Most productive people move faster than others along the career ladder, and sometimes create a new ladder in the form of their own company/enterprise. They are always ready to leave feedback about the company, but only if someone asks for their opinion. They do not spend their time looking for where else to leave feedback about their job.

Dream job

Comparing positively and negatively-minded employees, an obvious conclusion arises: some of them found their dream job, while others did not. This comparison can be imposed on any kind of activity: from large businesses to entertainments and sports. In any of the activities, the success of a person or group is directly proportional to motivation. This is known to almost every leader, but why is so often then that they put together two opposite words "motivation" and "money"? My answer is simple: these leaders do not really know what motivation is and that motivation levels and ways of applying them have long been singled out: 

6. Call of duty (Like parents feel towards children)
5. Devotion to the company
4. Devotion to the boss
3. Like to work
2. Personal benefit
1. Money

Hence it becomes clear why the worst situation is in companies that are engaged in headhunting, luring people for an increase of their current income. The “Money” motivation is on the lowest level, because employees at this stage are not tied to the company or the tasks. The only thing that motivates him is the desire to earn more. Is this a bad feeling? Definitely not! But it is necessary to understand that while employees at the other levels of motivation also think about money, they also have other motives. They fulfill such motives, and money "appear" automatically.

Most leaders are reproached for taking a one-sided view on the values ​​of employees and not thinking about those who earn much less. Based on my experience, I want to state the absurdity of such proclamations. Most managers who became the leaders or owners of a company overcame a long professional path, each step of which is solving problems, tasks, conflicts, and getting the deserved rewards. I often recall the times when I sat up at work until midnight, and sometimes for several days without sleep in an attempt to complete the task as promised. Sometimes it was a pleasure, sometimes I felt like a boiled rag, but the work was always done to the end. That experience now drives my management of KeepSolid. I try to broadcast the obvious idea, which I first heard from Alexey Samoylenko: "A company pays money for the result, and not for the time you spent." In modern IT, especially in companies planning work in accordance with such methodologies as Scrum, where team members plan their work themselves, it's completely unclear where the regular backlogs come from. Most importantly, it’s unclear what is the level of motivation for team members if they, instead of catching up the plan, simply reduce their focus factor and thereby explain the decreasing amount of tasks performed.

You might think my attitude is very negative. So let me share our positive experience as well. Understanding what how employees differ by their interests and motivations, I try to allocate and rely on more motivated colleagues.
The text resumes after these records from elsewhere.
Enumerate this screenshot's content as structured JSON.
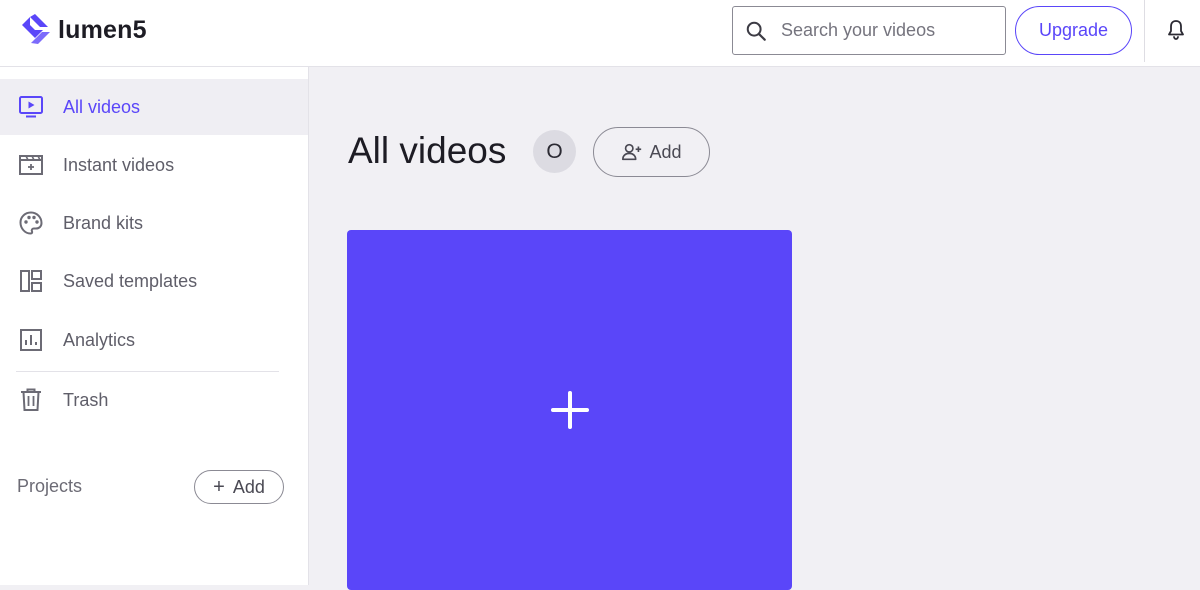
{
  "brand": {
    "name": "lumen5",
    "accent": "#5a46f9"
  },
  "header": {
    "search": {
      "placeholder": "Search your videos",
      "value": ""
    },
    "upgrade_label": "Upgrade"
  },
  "sidebar": {
    "items": [
      {
        "label": "All videos",
        "icon": "play-screen-icon",
        "active": true
      },
      {
        "label": "Instant videos",
        "icon": "clapperboard-icon",
        "active": false
      },
      {
        "label": "Brand kits",
        "icon": "palette-icon",
        "active": false
      },
      {
        "label": "Saved templates",
        "icon": "template-layout-icon",
        "active": false
      },
      {
        "label": "Analytics",
        "icon": "bar-chart-icon",
        "active": false
      },
      {
        "label": "Trash",
        "icon": "trash-icon",
        "active": false
      }
    ],
    "projects_label": "Projects",
    "projects_add_label": "Add"
  },
  "main": {
    "title": "All videos",
    "avatar_initial": "O",
    "add_member_label": "Add",
    "new_video_icon": "plus-icon"
  }
}
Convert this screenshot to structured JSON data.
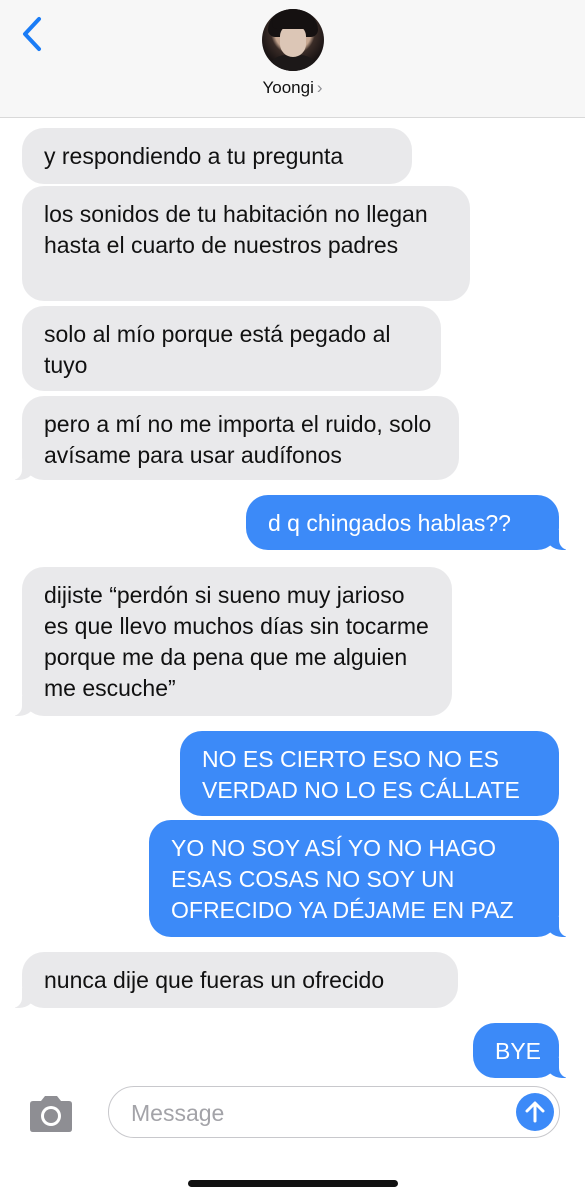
{
  "header": {
    "contact_name": "Yoongi",
    "name_chevron": "›"
  },
  "messages": [
    {
      "side": "received",
      "text": "y respondiendo a tu pregunta"
    },
    {
      "side": "received",
      "text": "los sonidos de tu habitación no llegan hasta el cuarto de nuestros padres"
    },
    {
      "side": "received",
      "text": "solo al mío porque está pegado al tuyo"
    },
    {
      "side": "received",
      "text": "pero a mí no me importa el ruido, solo avísame para usar audífonos"
    },
    {
      "side": "sent",
      "text": "d q chingados hablas??"
    },
    {
      "side": "received",
      "text": "dijiste “perdón si sueno muy jarioso es que llevo muchos días sin tocarme porque me da pena que me alguien me escuche”"
    },
    {
      "side": "sent",
      "text": "NO ES CIERTO ESO NO ES VERDAD NO LO ES CÁLLATE"
    },
    {
      "side": "sent",
      "text": "YO NO SOY ASÍ YO NO HAGO ESAS COSAS NO SOY UN OFRECIDO YA DÉJAME EN PAZ"
    },
    {
      "side": "received",
      "text": "nunca dije que fueras un ofrecido"
    },
    {
      "side": "sent",
      "text": "BYE"
    }
  ],
  "input": {
    "placeholder": "Message",
    "value": ""
  },
  "icons": {
    "back": "chevron-left-icon",
    "camera": "camera-icon",
    "send": "arrow-up-icon"
  },
  "colors": {
    "sent_bubble": "#3c8af8",
    "received_bubble": "#e9e9eb",
    "accent": "#1a7cf6"
  }
}
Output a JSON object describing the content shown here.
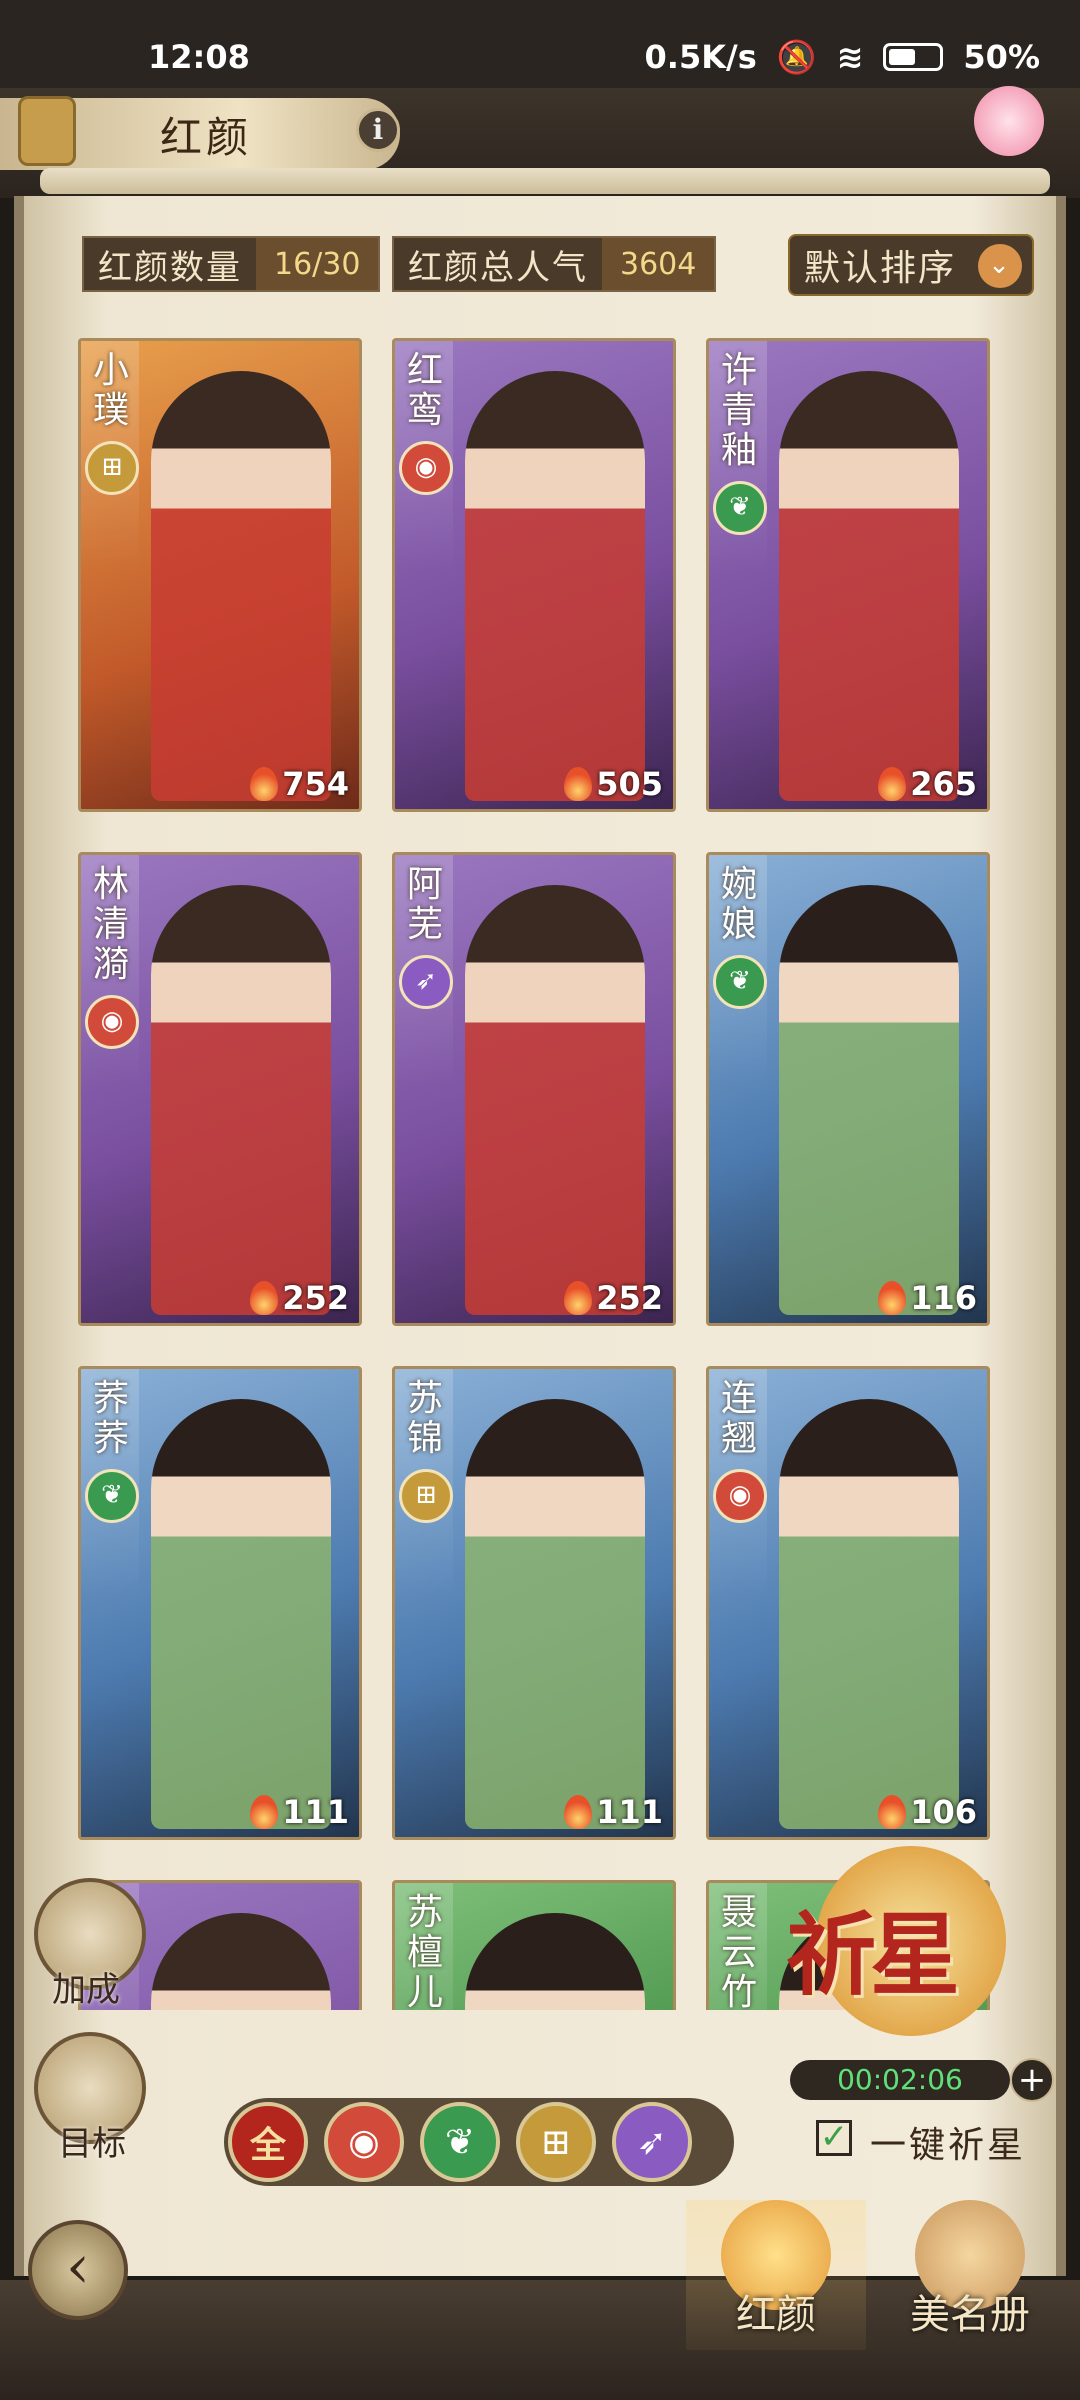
{
  "status_bar": {
    "time": "12:08",
    "network": "0.5K/s",
    "battery": "50%"
  },
  "header": {
    "title": "红颜",
    "info": "i"
  },
  "stats": {
    "count_label": "红颜数量",
    "count_value": "16/30",
    "popularity_label": "红颜总人气",
    "popularity_value": "3604",
    "sort_label": "默认排序"
  },
  "cards": [
    {
      "name": "小璞",
      "type": "gold",
      "popularity": "754",
      "theme": "orange"
    },
    {
      "name": "红鸾",
      "type": "red",
      "popularity": "505",
      "theme": "purple"
    },
    {
      "name": "许青釉",
      "type": "green",
      "popularity": "265",
      "theme": "purple"
    },
    {
      "name": "林清漪",
      "type": "red",
      "popularity": "252",
      "theme": "purple"
    },
    {
      "name": "阿芜",
      "type": "purple",
      "popularity": "252",
      "theme": "purple"
    },
    {
      "name": "婉娘",
      "type": "green",
      "popularity": "116",
      "theme": "blue"
    },
    {
      "name": "荞荞",
      "type": "green",
      "popularity": "111",
      "theme": "blue"
    },
    {
      "name": "苏锦",
      "type": "gold",
      "popularity": "111",
      "theme": "blue"
    },
    {
      "name": "连翘",
      "type": "red",
      "popularity": "106",
      "theme": "blue"
    },
    {
      "name": "",
      "type": "purple",
      "popularity": "",
      "theme": "purple"
    },
    {
      "name": "苏檀儿",
      "type": "green",
      "popularity": "",
      "theme": "green"
    },
    {
      "name": "聂云竹",
      "type": "green",
      "popularity": "",
      "theme": "green"
    }
  ],
  "side": {
    "bonus_label": "加成",
    "target_label": "目标"
  },
  "pray": {
    "label": "祈星",
    "timer": "00:02:06",
    "plus": "+",
    "auto_label": "一键祈星",
    "auto_checked": true
  },
  "filters": [
    {
      "label": "全",
      "kind": "all"
    },
    {
      "label": "",
      "kind": "red"
    },
    {
      "label": "",
      "kind": "green"
    },
    {
      "label": "",
      "kind": "gold"
    },
    {
      "label": "",
      "kind": "purple"
    }
  ],
  "nav": {
    "tab_hongyan": "红颜",
    "tab_meimingce": "美名册",
    "back": "‹"
  },
  "colors": {
    "gold": "#c49a3a",
    "red": "#d24a3a",
    "green": "#3a9a50",
    "purple": "#8a5cc2"
  }
}
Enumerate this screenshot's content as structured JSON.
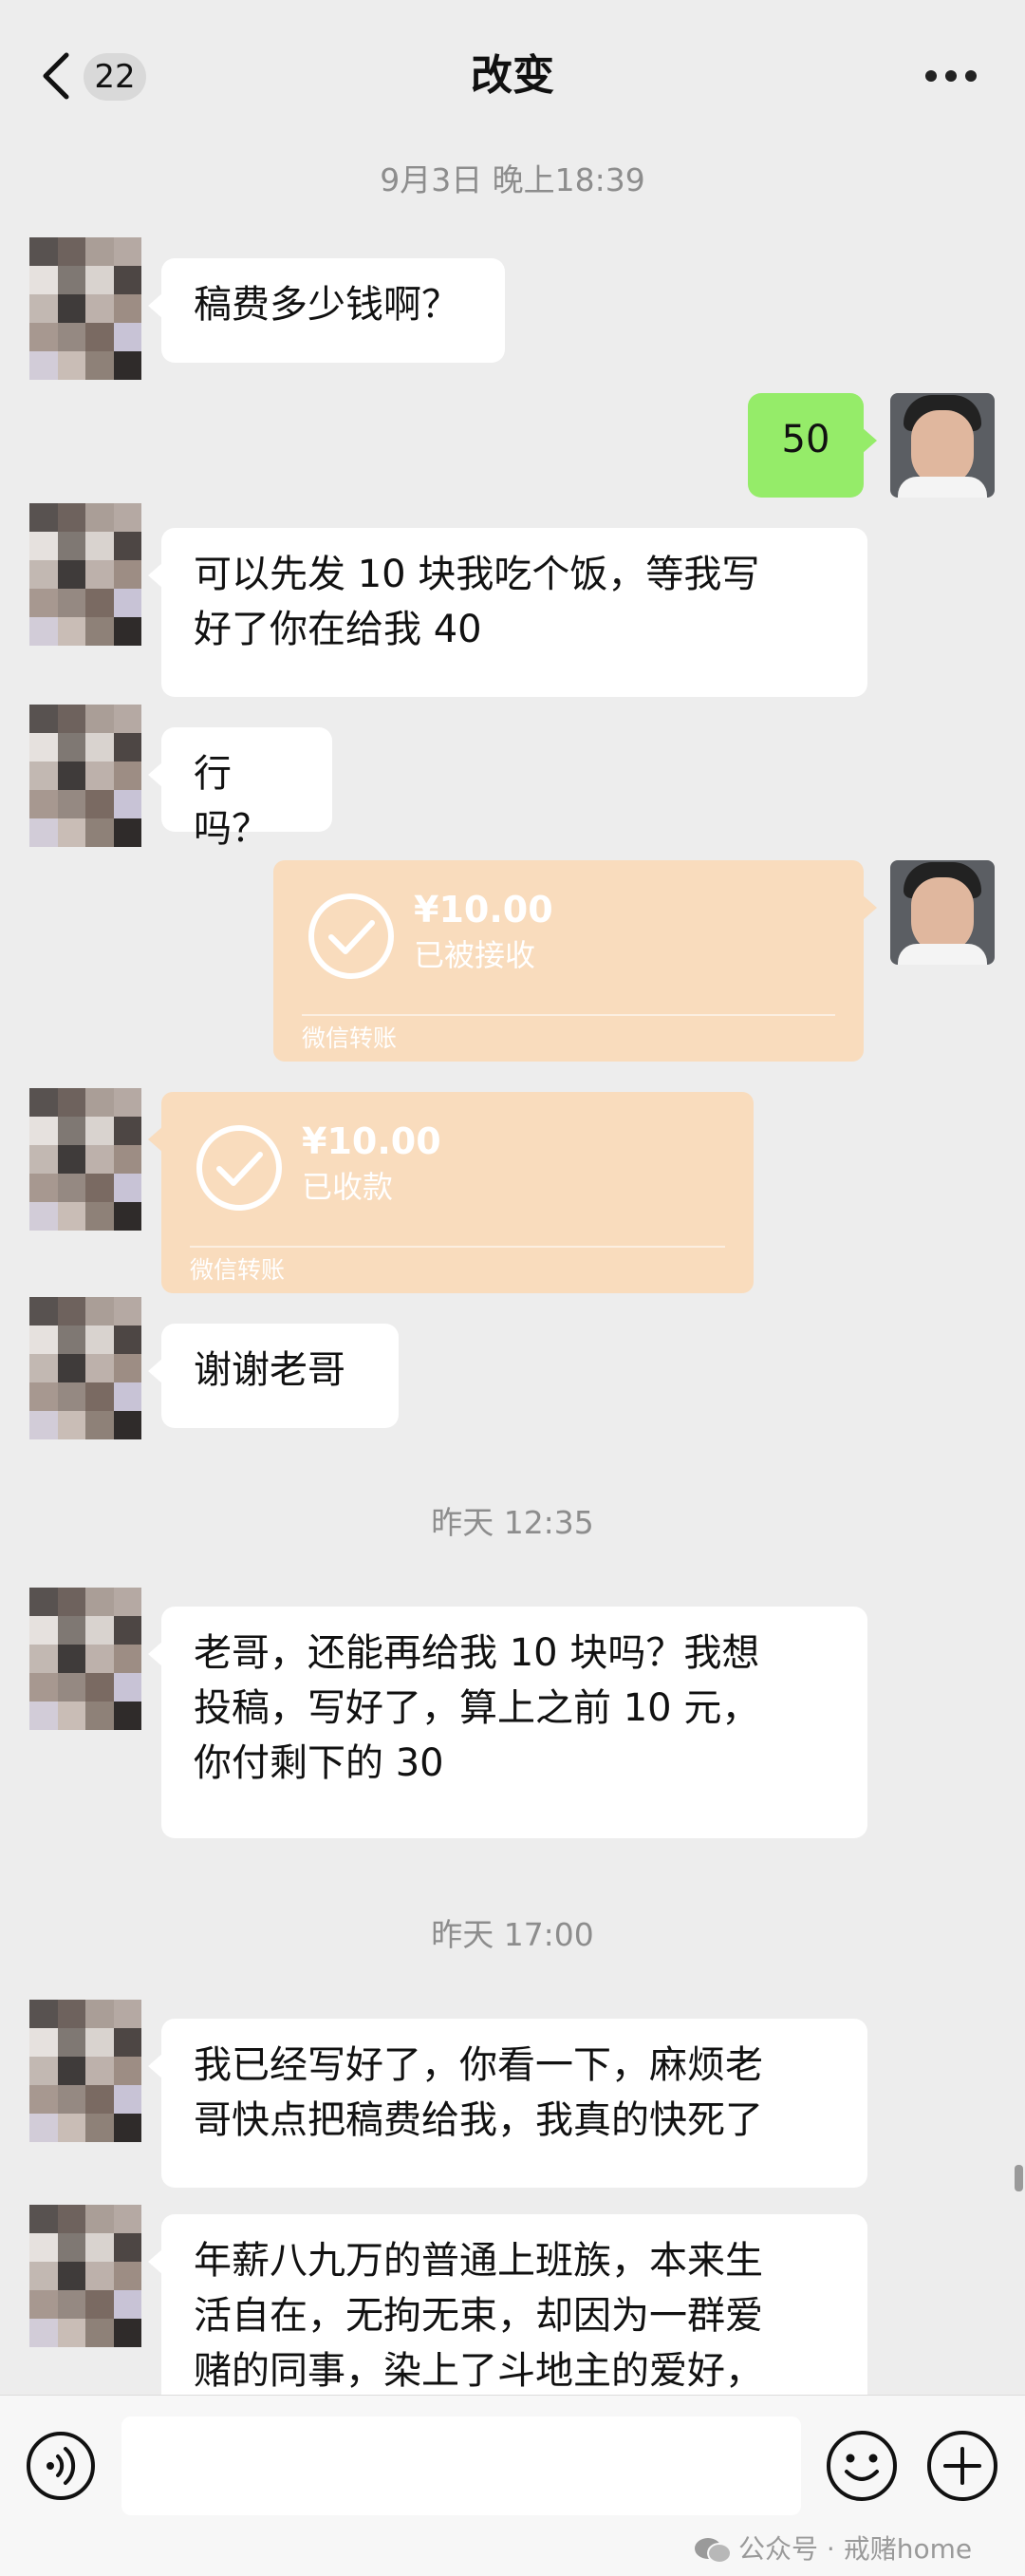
{
  "header": {
    "back_count": "22",
    "title": "改变"
  },
  "timestamps": [
    "9月3日 晚上18:39",
    "昨天 12:35",
    "昨天 17:00"
  ],
  "messages": [
    {
      "text": "稿费多少钱啊？"
    },
    {
      "text": "50"
    },
    {
      "text": "可以先发 10 块我吃个饭，等我写\n好了你在给我 40"
    },
    {
      "text": "行吗？"
    },
    {
      "amount": "¥10.00",
      "status": "已被接收",
      "footer": "微信转账"
    },
    {
      "amount": "¥10.00",
      "status": "已收款",
      "footer": "微信转账"
    },
    {
      "text": "谢谢老哥"
    },
    {
      "text": "老哥，还能再给我 10 块吗？我想\n投稿，写好了，算上之前 10 元，\n你付剩下的 30"
    },
    {
      "text": "我已经写好了，你看一下，麻烦老\n哥快点把稿费给我，我真的快死了"
    },
    {
      "text": "年薪八九万的普通上班族，本来生\n活自在，无拘无束，却因为一群爱\n赌的同事，染上了斗地主的爱好，"
    }
  ],
  "watermark": "公众号 · 戒赌home",
  "colors": {
    "background": "#ededed",
    "sent_bubble": "#95ec69",
    "transfer_card": "#f9dcbd"
  }
}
Naturally, I try to engage the whole team as well, but the first place is given to employees who are more responsive to the prospects in the company and who focus on achieving the result, rather than on the stories about the complexity of their work. A nature of motivation in the team is defined by the intensity of work processes. Alone, I would not be able to manage even a much smaller team than we have now. Therefore, while establishing a positive emotional background, it is extremely important to identify those managers who understand the task of measuring and motivating growth as well as I do, and take responsibility for their unit. Sometimes there are fantastic situations - during the year we see how the career of an employee who came to the simplest position is rapidly developing, since he quickly figured out the problems of the industry and began to actively apply his knowledge.

I would like to conclude: if an employee loves his work, he goes there not because of the calendar and the clock, but because of his inner motivation. Rather than seeing his manager as a greedy businessman, such employee considers him a senior mentor that is worthwhile to follow after.